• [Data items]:
——————————
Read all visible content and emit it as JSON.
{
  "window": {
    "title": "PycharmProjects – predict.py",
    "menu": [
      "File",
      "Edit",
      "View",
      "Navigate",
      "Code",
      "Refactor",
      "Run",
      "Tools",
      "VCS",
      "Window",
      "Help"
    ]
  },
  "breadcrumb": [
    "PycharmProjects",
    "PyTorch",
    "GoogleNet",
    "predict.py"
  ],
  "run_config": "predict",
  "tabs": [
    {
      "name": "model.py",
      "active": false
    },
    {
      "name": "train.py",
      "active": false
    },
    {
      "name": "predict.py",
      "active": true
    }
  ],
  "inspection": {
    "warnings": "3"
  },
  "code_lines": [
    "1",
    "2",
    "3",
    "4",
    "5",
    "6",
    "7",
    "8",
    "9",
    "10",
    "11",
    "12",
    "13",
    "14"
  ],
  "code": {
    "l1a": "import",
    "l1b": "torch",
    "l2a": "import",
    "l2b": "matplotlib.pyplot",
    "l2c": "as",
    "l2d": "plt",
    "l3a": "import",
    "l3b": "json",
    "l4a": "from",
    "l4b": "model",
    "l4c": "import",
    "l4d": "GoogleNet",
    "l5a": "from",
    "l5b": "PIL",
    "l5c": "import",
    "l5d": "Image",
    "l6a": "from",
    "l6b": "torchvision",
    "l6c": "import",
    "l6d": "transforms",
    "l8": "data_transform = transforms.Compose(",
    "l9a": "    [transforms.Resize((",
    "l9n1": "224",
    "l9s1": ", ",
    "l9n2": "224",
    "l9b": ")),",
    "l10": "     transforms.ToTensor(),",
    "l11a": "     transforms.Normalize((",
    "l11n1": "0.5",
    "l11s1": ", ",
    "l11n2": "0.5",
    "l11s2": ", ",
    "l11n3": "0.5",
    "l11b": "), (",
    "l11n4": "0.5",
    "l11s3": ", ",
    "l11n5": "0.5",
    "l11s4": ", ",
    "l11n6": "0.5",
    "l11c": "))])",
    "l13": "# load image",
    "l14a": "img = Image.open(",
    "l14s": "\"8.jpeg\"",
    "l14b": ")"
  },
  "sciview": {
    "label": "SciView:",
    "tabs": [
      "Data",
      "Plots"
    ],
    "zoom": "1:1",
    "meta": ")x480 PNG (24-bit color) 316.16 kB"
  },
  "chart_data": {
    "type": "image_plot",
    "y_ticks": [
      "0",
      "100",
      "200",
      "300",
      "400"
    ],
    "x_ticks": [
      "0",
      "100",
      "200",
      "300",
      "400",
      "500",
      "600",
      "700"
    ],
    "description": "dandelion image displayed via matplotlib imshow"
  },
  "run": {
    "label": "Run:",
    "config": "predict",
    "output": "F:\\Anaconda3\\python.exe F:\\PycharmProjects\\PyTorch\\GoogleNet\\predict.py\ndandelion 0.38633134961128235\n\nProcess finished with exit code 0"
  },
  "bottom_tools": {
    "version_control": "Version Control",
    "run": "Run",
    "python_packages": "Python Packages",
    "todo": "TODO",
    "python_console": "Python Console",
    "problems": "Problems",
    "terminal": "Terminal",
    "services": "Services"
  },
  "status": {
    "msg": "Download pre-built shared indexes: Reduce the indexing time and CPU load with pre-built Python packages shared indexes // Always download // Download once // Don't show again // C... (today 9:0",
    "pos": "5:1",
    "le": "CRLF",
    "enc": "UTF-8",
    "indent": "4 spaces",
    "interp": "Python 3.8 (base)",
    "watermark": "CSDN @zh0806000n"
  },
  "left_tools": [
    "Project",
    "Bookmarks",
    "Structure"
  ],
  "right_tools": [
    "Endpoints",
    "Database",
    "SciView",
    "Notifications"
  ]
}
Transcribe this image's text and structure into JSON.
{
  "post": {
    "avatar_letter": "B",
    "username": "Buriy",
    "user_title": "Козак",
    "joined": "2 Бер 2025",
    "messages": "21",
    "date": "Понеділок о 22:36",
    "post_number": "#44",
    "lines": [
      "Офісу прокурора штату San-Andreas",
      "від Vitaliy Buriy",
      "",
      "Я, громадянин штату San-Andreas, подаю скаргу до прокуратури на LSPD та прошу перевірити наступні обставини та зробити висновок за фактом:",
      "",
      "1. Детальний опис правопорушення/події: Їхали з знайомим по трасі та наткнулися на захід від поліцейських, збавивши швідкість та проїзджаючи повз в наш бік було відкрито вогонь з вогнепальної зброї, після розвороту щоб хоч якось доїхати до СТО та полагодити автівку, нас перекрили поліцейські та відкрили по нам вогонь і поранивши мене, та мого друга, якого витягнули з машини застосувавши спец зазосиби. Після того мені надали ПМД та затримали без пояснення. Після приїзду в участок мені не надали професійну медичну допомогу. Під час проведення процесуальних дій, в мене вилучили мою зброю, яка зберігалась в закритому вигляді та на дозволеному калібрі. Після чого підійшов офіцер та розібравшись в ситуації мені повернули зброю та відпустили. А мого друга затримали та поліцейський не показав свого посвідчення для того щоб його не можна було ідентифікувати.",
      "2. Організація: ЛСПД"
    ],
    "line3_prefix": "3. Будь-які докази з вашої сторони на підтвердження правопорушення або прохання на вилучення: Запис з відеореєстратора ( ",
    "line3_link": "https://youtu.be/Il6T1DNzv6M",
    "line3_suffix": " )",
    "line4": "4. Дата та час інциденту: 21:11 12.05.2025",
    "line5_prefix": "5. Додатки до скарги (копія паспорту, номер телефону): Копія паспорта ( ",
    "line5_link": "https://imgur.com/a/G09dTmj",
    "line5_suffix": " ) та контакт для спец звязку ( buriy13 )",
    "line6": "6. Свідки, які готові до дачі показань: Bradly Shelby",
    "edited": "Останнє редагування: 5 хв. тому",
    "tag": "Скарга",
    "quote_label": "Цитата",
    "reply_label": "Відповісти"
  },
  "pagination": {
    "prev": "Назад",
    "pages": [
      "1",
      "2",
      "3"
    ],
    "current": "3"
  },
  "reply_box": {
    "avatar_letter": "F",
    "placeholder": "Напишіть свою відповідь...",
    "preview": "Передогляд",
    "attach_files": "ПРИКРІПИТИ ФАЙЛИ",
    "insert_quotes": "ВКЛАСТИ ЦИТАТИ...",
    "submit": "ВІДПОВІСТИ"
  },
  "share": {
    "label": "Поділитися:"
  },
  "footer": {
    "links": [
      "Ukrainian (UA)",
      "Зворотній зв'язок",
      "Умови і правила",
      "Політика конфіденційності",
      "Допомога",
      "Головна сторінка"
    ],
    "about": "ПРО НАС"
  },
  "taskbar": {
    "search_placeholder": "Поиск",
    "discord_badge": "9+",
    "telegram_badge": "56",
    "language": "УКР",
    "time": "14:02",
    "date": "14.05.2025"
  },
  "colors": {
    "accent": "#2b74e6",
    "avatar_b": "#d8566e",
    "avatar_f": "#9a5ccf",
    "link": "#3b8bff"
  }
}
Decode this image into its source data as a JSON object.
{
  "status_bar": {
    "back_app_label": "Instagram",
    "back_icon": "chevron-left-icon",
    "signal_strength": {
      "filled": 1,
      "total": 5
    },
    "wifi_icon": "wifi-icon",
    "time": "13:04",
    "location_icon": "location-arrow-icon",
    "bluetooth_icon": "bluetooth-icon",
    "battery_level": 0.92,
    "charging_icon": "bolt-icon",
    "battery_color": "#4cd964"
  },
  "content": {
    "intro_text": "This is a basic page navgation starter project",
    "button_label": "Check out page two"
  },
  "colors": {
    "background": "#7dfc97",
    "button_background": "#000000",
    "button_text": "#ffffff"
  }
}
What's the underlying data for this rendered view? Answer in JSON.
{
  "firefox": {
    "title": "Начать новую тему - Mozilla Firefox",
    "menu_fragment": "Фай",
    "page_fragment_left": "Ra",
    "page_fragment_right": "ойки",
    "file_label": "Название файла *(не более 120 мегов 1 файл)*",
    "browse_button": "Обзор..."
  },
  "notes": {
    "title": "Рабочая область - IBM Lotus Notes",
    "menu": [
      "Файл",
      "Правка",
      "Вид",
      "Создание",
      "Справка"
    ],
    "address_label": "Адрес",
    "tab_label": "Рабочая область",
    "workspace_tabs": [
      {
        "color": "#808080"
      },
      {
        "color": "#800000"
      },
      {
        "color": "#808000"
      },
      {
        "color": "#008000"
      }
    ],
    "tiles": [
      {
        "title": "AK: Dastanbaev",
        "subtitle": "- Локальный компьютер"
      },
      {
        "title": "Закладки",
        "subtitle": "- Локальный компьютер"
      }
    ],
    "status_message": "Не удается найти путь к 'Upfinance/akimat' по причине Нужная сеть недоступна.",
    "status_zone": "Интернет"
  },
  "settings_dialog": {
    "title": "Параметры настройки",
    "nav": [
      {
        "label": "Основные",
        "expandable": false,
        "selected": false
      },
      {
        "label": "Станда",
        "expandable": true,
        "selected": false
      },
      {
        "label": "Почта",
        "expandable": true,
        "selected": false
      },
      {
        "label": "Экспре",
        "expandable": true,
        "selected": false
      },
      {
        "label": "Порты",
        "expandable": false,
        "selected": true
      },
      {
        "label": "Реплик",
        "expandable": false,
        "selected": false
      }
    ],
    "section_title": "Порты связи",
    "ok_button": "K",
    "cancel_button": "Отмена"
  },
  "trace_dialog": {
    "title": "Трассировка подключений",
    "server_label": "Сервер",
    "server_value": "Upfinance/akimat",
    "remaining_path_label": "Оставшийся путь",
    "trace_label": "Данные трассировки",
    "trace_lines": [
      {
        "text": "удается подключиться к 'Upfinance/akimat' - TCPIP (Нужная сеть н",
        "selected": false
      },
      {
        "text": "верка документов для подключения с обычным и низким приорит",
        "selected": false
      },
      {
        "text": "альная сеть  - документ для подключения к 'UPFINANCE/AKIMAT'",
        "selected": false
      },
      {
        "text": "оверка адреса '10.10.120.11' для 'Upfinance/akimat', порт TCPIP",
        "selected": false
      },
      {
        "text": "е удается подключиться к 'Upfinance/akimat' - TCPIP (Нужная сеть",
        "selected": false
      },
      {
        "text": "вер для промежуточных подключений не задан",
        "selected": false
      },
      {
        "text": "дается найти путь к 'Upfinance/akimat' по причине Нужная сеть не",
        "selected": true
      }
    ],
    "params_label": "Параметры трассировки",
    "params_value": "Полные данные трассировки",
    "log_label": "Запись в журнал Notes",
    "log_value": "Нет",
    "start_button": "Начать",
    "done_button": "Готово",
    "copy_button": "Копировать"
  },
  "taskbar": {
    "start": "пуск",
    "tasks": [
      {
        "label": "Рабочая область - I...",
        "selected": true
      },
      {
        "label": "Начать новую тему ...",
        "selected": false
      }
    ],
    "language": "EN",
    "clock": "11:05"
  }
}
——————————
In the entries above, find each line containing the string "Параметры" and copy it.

    "title": "Параметры настройки",
    "params_label": "Параметры трассировки",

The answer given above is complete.